If you want to prove you are a citizen of the United States, you’ll need certain documents. These papers show where you were born and that you’re part of the U.S. Here’s what you might need:
Copy of your U.S. birth certificate: This is very easy to obtain from the government.
Copy of your U.S. citizenship certificate: You will need the documents for this.
Likewise a copy of Form FS-240 or Consular Report of Birth Abroad (CRBA): This might be a bit difficult however you can also obtain this if you had been born abroad as an American.
Copy of your U.S. passport: This is easy enough. Ensure that it is properly certified.
Statement from a U.S. consular officer: Much like above this might take a while to obtain.
Copy of your Green Card: Find a certified copy of your Green Card.
Proof of your family relationship: For Thailand this is your marriage certificate from the Amphurs Office.
If you want to bring your Thai wife to another country, you need some important papers. These papers prove that your marriage is real and legal. Here’s what you need:
Copy of your marriage certificate from Thailand: It’s a document that shows you’re married.
Proof if you were married before: The divorce decree or death certificate comes from the US. The US Embassy does not have access to this.
Proof that your marriage is real: If you’re trying to bring your spouse to another country, you need to show that your marriage is genuine. This could be documents like a lease (a paper that shows you both live in the same place), proof that you own property together, or proof that you share money.
If you have kids together: You need to show their birth certificates. Likewise at the Amphurs Office.
Letters from people who know you: These letters are from friends or family who can vouch that your marriage is real. They need to write down why they know your marriage is genuine and provide their personal details.
Any other papers that prove your marriage is real: If you have any other documents that show you’re married, include them too.
If your name changed legally: If your name changed at any point, you need papers to prove it, like a name change certificate.

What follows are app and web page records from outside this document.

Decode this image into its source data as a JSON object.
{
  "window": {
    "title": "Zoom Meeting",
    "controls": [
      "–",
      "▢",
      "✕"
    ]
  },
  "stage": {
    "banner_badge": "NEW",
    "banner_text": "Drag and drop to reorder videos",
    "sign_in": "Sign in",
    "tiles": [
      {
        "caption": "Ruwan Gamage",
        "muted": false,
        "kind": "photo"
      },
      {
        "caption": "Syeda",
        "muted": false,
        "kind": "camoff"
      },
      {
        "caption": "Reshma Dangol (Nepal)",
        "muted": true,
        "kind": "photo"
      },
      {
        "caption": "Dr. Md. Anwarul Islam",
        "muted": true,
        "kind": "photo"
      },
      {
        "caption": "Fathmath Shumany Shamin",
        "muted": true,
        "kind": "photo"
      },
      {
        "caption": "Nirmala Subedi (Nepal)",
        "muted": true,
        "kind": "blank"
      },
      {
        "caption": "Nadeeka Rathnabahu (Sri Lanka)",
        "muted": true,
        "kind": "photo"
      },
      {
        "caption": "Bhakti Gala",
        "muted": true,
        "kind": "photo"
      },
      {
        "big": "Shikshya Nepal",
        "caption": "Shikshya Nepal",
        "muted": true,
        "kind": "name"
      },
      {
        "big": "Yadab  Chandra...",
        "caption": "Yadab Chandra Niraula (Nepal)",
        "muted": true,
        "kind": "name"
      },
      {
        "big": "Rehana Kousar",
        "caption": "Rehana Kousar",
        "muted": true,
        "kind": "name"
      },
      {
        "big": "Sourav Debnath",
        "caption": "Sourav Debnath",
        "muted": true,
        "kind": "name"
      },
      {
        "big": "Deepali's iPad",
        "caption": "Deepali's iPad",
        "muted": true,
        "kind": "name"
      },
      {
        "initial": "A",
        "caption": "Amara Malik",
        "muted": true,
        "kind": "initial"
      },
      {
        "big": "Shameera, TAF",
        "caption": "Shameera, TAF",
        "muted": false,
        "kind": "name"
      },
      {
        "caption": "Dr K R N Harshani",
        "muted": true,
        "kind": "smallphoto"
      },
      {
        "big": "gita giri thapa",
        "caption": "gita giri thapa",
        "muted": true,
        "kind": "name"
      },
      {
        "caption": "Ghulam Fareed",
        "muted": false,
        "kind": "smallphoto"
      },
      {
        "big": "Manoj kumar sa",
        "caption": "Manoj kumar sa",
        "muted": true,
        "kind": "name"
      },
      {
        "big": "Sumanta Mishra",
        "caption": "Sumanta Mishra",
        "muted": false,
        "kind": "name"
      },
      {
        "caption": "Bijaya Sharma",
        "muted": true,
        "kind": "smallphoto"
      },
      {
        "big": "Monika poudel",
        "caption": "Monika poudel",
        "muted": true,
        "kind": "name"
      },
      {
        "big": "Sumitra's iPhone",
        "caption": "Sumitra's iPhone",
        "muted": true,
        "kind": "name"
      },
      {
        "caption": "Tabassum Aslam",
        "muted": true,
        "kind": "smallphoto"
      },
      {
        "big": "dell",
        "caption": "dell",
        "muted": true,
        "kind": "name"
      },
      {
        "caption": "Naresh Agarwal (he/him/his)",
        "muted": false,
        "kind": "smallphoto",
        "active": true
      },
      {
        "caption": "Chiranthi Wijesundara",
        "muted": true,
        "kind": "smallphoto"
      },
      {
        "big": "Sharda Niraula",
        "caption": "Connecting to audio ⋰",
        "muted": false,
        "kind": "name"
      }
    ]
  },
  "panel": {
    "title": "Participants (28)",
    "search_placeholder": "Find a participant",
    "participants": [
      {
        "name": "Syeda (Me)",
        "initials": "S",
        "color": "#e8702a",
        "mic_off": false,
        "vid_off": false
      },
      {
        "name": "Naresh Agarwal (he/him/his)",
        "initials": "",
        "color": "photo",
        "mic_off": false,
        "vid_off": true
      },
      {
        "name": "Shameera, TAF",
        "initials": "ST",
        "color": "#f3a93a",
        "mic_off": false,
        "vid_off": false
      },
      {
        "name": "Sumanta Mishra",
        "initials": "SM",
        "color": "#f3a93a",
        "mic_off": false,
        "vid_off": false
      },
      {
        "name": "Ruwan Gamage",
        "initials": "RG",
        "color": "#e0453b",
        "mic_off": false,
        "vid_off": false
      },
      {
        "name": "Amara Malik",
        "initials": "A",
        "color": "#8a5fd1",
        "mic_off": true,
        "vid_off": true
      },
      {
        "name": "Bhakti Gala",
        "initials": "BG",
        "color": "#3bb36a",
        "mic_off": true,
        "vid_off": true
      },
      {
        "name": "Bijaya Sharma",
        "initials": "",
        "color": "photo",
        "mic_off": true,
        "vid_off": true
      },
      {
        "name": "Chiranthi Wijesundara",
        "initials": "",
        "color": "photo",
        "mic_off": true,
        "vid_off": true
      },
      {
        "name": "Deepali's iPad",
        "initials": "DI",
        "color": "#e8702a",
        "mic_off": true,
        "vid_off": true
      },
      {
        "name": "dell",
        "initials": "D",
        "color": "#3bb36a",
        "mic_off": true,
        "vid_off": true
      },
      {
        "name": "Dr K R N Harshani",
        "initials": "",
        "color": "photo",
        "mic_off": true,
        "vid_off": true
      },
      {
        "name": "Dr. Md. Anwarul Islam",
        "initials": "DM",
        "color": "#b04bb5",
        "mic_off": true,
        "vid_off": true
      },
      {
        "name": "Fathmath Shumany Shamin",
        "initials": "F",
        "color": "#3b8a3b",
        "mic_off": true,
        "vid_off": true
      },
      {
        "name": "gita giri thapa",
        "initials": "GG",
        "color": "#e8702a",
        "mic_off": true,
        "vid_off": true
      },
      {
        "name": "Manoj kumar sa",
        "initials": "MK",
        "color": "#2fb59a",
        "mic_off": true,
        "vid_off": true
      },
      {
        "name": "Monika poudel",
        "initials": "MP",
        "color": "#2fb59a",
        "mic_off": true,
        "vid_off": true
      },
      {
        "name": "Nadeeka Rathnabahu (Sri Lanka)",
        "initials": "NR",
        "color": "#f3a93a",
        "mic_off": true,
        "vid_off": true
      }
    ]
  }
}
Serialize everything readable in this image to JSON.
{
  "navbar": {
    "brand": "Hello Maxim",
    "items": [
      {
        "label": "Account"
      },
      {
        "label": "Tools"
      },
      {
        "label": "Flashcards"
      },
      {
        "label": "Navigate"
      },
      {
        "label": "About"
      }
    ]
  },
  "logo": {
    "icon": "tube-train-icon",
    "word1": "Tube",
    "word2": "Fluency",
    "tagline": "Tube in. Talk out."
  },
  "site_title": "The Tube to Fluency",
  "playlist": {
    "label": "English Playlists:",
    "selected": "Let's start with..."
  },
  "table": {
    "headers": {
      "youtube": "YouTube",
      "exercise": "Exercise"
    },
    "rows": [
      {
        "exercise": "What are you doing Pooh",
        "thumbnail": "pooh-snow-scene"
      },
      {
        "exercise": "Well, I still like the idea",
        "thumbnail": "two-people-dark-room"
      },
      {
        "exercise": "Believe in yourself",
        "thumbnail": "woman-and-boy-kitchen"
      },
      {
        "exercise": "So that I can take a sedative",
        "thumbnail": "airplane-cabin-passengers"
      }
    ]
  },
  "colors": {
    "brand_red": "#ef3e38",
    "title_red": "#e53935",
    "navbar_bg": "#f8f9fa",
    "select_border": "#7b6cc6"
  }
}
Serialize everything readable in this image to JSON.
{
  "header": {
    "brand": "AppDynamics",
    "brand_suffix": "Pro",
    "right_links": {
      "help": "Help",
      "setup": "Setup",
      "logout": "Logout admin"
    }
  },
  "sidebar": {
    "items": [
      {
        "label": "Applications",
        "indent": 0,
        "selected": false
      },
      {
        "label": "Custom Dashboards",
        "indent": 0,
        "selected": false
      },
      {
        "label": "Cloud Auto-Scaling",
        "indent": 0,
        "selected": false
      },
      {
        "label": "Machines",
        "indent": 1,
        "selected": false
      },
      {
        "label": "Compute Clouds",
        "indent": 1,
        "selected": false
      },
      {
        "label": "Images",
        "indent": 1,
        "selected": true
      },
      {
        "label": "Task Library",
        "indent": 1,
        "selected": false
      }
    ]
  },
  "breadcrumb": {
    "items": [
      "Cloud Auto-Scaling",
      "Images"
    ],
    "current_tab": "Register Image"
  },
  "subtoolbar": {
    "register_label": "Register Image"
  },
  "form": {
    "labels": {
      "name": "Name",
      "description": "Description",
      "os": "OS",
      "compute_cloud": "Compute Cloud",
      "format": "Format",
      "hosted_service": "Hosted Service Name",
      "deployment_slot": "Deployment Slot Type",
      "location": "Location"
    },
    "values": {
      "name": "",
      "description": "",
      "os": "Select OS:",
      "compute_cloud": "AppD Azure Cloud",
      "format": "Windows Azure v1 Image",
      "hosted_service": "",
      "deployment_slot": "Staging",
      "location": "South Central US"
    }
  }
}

Photos: You might need some passport-style photos of both of you.
These papers are important to show that your marriage is genuine and legal, so you can live together in another country.
If you are submitting Form I-130 for your adopted child, please also provide evidence demonstrating your eligibility for the family-based petition process, including: